Training to Become a Physician
The process for becoming a doctor is educationally intensive – students first attend four years of baccalaureate college before matriculating into four years of undergraduate medical education (commonly known as medical school). Traditionally, during the first two years of medical school, the majority of time is spent in a classroom setting where students study the basic sciences. During years three and four, students spend the majority of their time learning clinical skills in patient care delivery settings.
Clinical Training in Medical School
Clinical training is conducted through rotations/clerkships, traditionally in hospitals or ambulatory care settings, affiliated with the originating medical school. Clinical rotations provide the foundation for the development of future doctors. The standard approach to clinical education was created at the end of the 19th century. In his seminal report, Abraham Flexner made access to clinical training a key element in medical education, and used the number of available hospital beds at a clinical training site a major determinant of quality measurements. Indeed, his recommended student-to-bed formula provided the impetus for many medical schools to establish academic affiliations with hospitals.
In clinical rotations, students learn the basics of specific specialties (i.e. internal medicine, psychiatry, pediatrics, surgery, etc). It is these clinical experiences that provide closely supervised training in basic medical skills and assist the students in their determination of which area of medicine they ultimately want to practice. During their fourth year of medical school, students continue to participate in more advanced clinical rotations (often called “acting internships”) as they apply for residency programs in which they will complete their clinical training after graduating from medical school.

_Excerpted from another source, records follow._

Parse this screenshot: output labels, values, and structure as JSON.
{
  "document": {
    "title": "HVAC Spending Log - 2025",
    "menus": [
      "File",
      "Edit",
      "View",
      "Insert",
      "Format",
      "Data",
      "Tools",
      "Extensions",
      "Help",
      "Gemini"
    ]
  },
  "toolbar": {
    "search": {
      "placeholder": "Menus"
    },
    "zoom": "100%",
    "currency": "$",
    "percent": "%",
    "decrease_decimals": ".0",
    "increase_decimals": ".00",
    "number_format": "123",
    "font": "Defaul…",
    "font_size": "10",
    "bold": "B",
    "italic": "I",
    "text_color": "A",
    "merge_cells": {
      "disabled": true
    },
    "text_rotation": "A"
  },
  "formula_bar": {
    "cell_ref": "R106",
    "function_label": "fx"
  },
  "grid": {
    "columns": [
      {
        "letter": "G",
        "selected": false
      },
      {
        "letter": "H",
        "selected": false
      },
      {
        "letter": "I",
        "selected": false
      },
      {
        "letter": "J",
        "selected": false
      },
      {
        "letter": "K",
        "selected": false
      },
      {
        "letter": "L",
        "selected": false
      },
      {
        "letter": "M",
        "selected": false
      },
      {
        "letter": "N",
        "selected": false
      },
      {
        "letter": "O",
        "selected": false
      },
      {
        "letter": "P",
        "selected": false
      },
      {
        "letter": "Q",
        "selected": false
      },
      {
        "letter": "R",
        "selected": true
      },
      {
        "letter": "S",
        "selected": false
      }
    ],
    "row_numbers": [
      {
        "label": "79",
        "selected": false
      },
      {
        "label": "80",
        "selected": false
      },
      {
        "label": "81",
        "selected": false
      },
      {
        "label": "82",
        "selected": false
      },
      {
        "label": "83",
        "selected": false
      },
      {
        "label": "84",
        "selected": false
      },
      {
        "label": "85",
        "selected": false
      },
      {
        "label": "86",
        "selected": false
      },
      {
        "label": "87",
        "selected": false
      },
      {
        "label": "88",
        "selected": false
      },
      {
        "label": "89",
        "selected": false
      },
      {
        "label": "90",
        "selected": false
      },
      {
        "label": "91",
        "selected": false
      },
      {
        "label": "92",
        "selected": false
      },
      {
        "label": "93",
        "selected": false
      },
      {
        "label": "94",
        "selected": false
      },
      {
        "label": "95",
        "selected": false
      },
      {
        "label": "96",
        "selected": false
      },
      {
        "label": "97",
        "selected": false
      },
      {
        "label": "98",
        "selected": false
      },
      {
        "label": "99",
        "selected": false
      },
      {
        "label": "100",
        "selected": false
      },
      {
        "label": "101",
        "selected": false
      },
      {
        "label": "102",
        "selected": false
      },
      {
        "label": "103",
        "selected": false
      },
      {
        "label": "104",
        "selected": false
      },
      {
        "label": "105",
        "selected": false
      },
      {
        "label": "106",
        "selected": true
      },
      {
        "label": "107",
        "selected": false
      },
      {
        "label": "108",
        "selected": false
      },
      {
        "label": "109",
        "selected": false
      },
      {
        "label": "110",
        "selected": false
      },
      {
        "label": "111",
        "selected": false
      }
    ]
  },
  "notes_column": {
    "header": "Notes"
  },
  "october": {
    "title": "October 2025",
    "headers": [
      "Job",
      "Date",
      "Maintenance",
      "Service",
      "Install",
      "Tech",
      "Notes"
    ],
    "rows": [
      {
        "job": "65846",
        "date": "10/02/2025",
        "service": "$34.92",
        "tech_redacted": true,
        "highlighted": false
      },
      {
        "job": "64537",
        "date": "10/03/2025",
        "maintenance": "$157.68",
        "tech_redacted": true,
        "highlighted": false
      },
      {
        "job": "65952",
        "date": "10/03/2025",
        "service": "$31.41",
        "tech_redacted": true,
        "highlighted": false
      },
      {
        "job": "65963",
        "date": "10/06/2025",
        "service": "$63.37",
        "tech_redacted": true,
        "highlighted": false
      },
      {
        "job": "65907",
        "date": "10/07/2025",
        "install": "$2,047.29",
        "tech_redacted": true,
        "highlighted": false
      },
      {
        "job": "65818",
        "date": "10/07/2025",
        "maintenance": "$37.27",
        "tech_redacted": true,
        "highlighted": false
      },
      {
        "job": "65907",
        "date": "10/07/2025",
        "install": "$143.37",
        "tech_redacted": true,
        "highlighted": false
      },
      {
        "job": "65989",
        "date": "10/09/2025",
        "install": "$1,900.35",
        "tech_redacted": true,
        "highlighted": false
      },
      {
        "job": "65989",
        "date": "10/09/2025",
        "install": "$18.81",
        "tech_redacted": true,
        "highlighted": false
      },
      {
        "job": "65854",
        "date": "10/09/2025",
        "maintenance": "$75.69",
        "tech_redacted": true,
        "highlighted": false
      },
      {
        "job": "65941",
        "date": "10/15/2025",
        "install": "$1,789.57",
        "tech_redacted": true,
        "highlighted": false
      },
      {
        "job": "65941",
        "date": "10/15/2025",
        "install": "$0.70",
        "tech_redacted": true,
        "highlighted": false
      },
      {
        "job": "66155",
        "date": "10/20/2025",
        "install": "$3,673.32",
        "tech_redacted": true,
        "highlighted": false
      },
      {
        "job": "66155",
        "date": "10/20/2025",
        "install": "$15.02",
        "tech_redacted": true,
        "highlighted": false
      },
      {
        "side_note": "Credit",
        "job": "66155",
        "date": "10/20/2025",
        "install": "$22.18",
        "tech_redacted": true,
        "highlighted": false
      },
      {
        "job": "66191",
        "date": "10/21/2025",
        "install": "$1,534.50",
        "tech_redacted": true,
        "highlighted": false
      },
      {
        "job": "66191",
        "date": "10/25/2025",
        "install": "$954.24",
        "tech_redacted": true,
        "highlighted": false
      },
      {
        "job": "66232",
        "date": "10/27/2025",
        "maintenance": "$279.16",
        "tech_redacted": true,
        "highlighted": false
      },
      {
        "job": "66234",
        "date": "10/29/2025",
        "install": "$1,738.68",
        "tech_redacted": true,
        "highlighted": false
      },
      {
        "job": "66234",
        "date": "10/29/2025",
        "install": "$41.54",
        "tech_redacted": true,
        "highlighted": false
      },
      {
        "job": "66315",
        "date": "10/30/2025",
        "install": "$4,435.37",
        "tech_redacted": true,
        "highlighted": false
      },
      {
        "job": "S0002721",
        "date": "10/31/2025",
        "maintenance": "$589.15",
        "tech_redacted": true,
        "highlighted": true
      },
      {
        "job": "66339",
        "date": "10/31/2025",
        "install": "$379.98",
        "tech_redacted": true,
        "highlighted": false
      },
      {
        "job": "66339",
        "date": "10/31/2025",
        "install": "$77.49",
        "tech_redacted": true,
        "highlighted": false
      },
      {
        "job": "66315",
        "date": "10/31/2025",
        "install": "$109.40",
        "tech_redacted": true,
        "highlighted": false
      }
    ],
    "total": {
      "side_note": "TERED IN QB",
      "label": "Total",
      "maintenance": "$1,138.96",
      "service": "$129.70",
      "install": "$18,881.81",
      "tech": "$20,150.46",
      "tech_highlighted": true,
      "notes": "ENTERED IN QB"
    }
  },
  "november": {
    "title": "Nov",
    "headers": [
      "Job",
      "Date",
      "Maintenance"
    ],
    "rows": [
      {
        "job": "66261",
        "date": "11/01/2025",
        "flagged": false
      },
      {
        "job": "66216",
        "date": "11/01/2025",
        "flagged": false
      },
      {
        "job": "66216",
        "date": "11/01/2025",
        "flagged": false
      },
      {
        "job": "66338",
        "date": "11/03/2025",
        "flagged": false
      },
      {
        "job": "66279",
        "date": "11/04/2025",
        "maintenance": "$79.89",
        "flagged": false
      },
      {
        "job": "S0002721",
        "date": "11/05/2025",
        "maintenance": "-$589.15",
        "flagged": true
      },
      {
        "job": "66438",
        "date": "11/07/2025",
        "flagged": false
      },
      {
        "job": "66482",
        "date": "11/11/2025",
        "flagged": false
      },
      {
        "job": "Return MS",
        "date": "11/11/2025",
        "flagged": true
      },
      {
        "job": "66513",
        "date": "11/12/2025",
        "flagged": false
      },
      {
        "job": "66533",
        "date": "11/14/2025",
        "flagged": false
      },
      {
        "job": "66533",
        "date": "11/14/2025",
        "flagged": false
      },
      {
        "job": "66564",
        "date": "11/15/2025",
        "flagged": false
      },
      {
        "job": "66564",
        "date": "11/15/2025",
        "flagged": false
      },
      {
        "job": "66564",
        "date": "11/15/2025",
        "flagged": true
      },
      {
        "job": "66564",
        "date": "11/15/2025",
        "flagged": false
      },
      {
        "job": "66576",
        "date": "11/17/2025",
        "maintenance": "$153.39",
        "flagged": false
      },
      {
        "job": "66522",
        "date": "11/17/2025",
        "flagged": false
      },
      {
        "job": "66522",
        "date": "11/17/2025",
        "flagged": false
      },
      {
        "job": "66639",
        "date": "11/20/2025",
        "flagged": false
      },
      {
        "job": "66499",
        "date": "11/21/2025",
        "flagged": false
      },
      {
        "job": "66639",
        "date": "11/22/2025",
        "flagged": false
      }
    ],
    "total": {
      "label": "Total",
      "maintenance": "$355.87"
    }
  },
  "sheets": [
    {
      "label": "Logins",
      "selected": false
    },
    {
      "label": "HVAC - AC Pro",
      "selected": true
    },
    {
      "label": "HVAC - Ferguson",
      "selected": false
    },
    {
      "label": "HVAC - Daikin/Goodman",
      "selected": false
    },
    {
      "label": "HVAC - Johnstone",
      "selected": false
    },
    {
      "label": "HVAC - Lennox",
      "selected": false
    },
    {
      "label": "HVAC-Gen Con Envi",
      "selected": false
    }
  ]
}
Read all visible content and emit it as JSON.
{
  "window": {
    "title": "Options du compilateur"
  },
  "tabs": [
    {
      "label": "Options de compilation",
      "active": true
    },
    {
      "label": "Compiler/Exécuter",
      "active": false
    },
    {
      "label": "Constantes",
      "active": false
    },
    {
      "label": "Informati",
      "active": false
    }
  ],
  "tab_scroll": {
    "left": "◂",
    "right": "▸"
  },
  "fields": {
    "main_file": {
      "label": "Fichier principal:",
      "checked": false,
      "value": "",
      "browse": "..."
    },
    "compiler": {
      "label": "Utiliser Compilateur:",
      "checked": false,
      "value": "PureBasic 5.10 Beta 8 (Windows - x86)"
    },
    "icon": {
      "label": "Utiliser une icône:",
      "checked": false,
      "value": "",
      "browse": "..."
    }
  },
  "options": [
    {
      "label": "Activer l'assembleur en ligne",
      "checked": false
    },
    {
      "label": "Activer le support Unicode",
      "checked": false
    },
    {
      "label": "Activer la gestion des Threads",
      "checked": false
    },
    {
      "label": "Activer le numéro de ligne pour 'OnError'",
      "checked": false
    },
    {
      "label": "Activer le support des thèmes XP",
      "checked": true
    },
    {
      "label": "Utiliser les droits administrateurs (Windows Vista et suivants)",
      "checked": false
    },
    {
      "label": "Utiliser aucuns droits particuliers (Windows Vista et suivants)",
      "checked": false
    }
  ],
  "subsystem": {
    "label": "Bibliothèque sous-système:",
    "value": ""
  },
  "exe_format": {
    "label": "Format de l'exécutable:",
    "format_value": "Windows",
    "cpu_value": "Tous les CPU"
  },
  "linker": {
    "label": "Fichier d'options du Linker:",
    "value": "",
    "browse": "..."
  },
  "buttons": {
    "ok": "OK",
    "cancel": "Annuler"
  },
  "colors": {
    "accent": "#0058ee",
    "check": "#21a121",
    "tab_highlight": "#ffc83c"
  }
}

It is during residency training (see page on GME) that in-depth knowledge of the area in which they have decided to specialize is developed. Residency programs last between three years (for internal medicine or pediatrics) to up to seven years (for some surgery subspecialties, such as neurosurgery). Upon completion of residency, students often continue their education through fellowship programs.